The task:
Go through the data below and return each line where the string "file" appears.

Input for this task:
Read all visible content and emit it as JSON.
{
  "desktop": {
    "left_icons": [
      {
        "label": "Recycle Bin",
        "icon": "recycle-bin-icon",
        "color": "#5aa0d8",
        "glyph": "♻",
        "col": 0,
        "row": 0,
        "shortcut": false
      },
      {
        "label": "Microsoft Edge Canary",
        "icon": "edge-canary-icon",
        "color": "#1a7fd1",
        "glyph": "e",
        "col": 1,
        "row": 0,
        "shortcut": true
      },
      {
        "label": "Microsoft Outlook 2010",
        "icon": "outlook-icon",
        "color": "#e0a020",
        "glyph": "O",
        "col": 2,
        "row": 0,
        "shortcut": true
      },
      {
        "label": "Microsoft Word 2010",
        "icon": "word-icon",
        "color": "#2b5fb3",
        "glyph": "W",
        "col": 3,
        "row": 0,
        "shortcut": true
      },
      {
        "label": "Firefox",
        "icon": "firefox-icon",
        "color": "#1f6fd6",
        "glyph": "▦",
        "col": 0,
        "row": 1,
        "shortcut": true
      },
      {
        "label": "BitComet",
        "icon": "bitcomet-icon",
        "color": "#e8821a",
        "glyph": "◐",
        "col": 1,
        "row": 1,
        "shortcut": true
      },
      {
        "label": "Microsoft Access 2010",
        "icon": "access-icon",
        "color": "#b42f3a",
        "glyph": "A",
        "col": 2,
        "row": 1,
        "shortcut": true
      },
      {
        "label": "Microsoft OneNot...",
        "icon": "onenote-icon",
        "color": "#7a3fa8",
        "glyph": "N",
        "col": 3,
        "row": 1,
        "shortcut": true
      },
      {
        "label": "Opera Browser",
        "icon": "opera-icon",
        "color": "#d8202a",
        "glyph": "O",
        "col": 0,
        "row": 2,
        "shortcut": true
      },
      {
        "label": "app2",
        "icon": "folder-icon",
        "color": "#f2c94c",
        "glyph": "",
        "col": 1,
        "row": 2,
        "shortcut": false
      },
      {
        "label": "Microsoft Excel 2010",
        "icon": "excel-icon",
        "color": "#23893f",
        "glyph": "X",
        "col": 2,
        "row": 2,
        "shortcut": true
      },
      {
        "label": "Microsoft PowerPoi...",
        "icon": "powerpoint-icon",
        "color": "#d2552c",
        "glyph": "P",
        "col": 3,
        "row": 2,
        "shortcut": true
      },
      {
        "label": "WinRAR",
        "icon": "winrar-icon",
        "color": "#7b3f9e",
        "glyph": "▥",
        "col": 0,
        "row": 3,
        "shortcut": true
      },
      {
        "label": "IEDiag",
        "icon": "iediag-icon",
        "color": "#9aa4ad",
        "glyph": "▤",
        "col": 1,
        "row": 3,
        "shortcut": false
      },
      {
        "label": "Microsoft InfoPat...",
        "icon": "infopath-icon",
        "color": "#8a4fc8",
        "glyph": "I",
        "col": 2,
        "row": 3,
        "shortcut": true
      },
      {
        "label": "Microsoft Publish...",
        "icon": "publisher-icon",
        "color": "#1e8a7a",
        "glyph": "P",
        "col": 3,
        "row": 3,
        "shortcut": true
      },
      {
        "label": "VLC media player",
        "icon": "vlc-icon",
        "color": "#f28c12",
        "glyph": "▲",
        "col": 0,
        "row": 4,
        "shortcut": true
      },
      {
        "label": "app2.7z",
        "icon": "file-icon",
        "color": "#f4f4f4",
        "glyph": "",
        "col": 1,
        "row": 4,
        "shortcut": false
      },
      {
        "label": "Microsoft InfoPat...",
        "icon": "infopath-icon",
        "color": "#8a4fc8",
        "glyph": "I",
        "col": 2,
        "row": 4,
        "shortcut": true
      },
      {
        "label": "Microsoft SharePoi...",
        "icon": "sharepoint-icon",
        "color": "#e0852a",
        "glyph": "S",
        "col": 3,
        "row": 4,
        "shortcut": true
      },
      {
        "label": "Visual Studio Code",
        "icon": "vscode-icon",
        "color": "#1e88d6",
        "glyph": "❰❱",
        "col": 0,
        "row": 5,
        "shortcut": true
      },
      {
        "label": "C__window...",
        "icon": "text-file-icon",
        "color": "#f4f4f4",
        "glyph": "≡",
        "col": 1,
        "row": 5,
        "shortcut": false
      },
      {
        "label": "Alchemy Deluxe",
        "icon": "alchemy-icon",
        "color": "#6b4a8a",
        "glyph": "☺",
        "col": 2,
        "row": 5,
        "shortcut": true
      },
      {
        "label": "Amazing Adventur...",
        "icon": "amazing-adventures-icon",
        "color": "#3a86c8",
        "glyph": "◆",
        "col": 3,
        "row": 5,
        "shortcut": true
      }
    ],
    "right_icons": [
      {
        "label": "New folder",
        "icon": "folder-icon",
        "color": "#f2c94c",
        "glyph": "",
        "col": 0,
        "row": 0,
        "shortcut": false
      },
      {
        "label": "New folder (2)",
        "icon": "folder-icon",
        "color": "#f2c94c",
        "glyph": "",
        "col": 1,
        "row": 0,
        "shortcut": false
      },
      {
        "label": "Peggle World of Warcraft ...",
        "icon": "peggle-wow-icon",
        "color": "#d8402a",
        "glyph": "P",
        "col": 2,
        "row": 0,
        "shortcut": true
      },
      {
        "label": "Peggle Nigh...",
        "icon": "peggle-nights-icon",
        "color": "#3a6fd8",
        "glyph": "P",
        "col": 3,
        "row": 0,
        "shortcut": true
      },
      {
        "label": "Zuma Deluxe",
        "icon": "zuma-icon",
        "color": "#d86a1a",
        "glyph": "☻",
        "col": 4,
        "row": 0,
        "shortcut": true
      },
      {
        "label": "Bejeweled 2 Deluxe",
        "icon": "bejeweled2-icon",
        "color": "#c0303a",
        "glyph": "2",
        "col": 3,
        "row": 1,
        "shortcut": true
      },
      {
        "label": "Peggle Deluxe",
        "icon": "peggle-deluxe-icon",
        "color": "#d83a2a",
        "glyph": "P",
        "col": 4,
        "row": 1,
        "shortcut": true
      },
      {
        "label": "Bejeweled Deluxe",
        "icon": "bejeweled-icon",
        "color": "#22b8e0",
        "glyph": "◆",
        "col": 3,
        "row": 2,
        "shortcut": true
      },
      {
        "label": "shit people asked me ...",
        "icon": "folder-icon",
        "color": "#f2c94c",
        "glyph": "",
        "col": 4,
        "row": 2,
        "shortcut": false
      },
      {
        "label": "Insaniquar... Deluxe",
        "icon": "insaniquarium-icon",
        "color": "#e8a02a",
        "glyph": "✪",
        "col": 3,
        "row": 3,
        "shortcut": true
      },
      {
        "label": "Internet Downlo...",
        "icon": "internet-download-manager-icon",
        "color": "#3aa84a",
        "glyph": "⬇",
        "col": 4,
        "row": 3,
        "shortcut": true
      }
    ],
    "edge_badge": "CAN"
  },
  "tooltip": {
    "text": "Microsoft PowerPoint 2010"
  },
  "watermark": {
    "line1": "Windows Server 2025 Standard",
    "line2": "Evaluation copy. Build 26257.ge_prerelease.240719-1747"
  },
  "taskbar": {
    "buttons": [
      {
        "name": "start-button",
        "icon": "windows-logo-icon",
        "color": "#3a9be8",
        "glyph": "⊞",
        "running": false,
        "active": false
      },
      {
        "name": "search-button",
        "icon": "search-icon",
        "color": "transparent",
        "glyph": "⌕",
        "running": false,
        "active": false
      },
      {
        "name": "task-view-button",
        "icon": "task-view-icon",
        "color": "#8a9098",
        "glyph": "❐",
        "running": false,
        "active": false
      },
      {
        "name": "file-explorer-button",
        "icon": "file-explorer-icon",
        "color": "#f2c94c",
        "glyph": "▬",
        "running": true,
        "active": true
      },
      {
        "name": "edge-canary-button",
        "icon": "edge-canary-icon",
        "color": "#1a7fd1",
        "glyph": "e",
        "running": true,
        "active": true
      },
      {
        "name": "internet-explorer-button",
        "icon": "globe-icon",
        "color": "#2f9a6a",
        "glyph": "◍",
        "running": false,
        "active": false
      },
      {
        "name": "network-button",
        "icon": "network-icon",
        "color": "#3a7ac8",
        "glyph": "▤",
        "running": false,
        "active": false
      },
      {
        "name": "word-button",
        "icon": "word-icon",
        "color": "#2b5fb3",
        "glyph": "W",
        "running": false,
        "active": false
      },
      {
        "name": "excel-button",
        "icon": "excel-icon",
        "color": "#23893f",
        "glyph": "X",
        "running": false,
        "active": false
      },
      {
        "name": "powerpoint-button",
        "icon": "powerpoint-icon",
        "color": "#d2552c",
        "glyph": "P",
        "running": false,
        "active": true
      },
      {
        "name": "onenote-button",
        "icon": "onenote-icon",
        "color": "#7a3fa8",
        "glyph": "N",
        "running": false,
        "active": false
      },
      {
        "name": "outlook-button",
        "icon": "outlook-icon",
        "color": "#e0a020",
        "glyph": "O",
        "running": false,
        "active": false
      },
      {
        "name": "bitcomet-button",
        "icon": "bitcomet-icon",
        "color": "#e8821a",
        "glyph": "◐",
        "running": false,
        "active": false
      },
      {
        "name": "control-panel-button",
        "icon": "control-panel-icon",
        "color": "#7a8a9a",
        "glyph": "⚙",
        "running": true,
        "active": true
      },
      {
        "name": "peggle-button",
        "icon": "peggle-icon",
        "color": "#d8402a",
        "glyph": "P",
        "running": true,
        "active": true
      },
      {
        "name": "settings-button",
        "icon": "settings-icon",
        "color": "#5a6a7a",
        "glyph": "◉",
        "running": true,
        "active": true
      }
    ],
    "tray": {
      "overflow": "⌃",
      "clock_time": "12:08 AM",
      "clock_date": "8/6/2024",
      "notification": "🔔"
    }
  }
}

Solution to the problem:
        "icon": "file-icon",
        "icon": "text-file-icon",
        "name": "file-explorer-button",
        "icon": "file-explorer-icon",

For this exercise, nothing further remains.